Stored data entries:
* * * * * * *
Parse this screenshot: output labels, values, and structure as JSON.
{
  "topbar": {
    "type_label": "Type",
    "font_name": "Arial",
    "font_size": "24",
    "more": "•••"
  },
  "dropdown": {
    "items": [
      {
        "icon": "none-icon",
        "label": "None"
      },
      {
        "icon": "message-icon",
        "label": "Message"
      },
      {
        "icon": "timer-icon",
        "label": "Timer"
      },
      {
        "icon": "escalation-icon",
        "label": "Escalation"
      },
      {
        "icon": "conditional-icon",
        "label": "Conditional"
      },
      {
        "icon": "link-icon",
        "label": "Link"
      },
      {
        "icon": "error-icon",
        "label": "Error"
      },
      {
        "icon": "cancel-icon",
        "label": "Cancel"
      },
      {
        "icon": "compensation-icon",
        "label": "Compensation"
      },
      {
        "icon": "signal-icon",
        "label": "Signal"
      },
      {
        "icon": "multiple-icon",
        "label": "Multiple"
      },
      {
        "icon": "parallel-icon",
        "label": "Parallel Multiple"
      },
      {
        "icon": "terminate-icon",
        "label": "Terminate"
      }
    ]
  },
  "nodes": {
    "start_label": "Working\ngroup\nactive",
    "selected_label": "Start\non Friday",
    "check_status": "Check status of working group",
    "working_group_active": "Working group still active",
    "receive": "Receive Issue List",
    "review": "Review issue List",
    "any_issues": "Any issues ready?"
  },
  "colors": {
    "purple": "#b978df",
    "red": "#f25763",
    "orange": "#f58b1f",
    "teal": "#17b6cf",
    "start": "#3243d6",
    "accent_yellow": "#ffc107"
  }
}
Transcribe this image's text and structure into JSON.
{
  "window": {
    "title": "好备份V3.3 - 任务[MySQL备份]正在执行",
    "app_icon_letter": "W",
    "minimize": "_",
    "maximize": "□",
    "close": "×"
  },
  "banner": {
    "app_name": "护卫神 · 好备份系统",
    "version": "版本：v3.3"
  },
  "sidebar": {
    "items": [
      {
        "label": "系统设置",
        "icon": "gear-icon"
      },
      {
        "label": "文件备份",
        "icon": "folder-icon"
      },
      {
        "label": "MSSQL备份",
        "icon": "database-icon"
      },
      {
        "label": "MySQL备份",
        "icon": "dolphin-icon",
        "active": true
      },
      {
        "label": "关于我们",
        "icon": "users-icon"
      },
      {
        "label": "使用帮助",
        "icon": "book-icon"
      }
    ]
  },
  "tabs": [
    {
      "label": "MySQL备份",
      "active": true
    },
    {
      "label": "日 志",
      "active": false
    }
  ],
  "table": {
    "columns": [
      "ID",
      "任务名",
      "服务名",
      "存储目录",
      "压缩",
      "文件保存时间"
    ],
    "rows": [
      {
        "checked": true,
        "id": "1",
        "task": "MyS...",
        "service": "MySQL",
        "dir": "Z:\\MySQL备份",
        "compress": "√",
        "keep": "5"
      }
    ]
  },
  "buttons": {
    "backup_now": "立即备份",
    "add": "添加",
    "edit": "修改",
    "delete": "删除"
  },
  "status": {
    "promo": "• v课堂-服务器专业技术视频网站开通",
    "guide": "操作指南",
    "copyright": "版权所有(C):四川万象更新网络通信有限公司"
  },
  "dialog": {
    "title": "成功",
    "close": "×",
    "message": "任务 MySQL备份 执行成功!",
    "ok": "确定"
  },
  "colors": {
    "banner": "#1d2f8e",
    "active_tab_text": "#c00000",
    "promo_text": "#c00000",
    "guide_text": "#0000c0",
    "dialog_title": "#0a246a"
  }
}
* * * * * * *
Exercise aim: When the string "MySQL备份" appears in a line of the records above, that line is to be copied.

Exercise solution:
    "title": "好备份V3.3 - 任务[MySQL备份]正在执行",
        "label": "MySQL备份",
      "label": "MySQL备份",
        "dir": "Z:\\MySQL备份",
    "message": "任务 MySQL备份 执行成功!",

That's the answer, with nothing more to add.